The goal of the strategy, which was required by Congress, is to more effectively prevent, prepare for and respond to biological threats, which the document said are "among the most serious threats" facing the U.S. and the world.
UN warns of a possible new cholera epidemic in Yemen
UNITED NATIONS (AP) — The United Nations is warning of a possible "third wave" of the cholera epidemic in Yemen, which is already "the largest outbreak on record."
U.N. spokesman Stephane Dujarric said Wednesday there have been more than 1.1 million suspected cases of cholera since April 2017, and the number is increasing. He said over 2,300 deaths have been reported.
MINNEAPOLIS (AP) — Minnesota health officials say measles has been diagnosed in a 5-year-old child who lives in Hennepin County.
The state Health Department said Tuesday the child became ill in early August shortly after returning from traveling to a region where measles is common. The child likely was infectious from July 30 through Aug. 7.

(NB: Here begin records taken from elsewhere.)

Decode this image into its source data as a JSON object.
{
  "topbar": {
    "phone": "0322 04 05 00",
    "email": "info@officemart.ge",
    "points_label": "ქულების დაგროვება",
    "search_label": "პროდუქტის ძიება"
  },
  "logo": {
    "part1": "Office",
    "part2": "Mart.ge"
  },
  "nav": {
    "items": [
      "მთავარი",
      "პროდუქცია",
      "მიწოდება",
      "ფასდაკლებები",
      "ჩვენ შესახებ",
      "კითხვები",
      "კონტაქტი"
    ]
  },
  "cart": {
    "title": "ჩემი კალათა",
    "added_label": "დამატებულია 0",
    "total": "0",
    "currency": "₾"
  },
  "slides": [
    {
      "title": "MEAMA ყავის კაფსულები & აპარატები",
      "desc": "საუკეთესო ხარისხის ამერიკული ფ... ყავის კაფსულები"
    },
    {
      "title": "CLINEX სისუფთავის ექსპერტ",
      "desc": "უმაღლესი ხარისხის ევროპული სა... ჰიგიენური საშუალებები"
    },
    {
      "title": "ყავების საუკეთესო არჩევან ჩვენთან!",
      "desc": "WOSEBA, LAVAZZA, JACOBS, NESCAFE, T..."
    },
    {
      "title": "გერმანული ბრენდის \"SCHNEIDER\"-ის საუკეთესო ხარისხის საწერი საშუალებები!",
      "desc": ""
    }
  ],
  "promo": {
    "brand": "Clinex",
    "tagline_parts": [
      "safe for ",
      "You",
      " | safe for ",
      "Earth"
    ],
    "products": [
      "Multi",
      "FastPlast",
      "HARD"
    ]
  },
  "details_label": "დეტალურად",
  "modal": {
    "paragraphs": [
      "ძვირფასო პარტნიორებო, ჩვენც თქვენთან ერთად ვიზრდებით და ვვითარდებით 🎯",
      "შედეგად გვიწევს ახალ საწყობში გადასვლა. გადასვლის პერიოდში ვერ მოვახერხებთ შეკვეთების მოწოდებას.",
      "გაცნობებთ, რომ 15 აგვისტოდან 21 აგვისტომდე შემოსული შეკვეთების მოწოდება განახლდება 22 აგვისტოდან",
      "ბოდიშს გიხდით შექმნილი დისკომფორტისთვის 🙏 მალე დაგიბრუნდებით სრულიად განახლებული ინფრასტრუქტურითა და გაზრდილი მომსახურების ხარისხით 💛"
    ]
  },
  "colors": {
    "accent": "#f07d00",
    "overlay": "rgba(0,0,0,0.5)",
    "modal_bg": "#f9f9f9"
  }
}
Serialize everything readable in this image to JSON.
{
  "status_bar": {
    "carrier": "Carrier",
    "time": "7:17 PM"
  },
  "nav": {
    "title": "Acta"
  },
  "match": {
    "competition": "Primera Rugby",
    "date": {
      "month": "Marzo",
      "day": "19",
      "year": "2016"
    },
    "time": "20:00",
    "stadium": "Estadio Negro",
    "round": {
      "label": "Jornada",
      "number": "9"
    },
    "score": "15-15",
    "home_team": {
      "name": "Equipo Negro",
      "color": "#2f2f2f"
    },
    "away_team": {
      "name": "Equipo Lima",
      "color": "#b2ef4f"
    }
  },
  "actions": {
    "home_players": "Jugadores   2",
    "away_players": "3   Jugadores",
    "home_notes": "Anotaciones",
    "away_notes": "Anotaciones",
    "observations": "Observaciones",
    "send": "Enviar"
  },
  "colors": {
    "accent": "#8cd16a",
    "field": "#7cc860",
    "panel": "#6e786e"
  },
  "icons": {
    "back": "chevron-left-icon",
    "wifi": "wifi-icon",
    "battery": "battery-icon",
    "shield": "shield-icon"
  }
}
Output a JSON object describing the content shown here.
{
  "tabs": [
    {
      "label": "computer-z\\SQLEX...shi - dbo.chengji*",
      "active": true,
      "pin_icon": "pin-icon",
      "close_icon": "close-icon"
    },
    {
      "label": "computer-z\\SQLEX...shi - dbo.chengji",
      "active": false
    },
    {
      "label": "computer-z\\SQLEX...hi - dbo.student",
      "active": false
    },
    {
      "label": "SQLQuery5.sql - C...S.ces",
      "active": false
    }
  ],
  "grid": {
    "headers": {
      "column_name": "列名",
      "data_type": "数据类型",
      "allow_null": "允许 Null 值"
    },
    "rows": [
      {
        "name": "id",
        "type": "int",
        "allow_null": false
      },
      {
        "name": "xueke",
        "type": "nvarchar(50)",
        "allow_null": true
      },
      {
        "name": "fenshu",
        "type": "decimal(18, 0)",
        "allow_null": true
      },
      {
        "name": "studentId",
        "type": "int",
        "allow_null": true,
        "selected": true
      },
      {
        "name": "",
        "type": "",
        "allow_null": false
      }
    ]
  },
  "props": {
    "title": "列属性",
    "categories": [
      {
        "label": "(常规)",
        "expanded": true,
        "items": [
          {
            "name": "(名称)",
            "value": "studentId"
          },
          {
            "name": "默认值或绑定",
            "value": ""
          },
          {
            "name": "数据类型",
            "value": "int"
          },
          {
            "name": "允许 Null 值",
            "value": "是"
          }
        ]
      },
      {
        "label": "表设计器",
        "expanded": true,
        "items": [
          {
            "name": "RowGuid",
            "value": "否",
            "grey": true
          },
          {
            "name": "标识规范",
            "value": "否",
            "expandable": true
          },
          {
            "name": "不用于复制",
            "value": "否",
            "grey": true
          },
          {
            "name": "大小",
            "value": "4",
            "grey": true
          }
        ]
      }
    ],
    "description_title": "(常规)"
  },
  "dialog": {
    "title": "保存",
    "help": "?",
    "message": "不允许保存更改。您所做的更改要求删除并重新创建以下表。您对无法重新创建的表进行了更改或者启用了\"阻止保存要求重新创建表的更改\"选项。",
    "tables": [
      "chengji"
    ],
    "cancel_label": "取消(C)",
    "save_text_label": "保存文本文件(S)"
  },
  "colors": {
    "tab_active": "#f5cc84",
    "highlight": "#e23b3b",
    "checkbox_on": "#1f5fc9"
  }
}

Health officials say the child was not vaccinated against measles and was hospitalized.
AIDS drugs show more promise for preventing new infections
New research shows more promise for using AIDS treatment drugs as a prevention tool, to help keep uninfected people from catching HIV during sex with a partner who has the virus.
There were no infections among gay men who used a two-drug combo pill either daily or just before and after sex with someone with HIV, one study found. In a second study, no uninfected men caught the virus if they had sex only with a partner whose HIV was well suppressed by medicines.
GERING, Neb. (AP) — The first human case of West Nile virus in Nebraska this season has been reported in a western county, according to health officials.
The Scotts Bluff County man who contracted the infectious disease is between age 50 and 70 and spends time outdoors, said Paulette Schnell, director of the county's Health Department. He wasn't hospitalized.
NEW ORLEANS (AP) — A National Institutes of Health grant supporting the Tulane National Primate Research Center has been renewed.
A Monday news release from Tulane says the five-year $42 million grant enables the center to continue research seeking cures, treatments and prevention methods for infectious diseases. The work includes research on HIV-AIDS, Lyme disease, malaria and tuberculosis.
Tulane says the center, located in Covington, employs 300 scientists, staffers and animal care workers.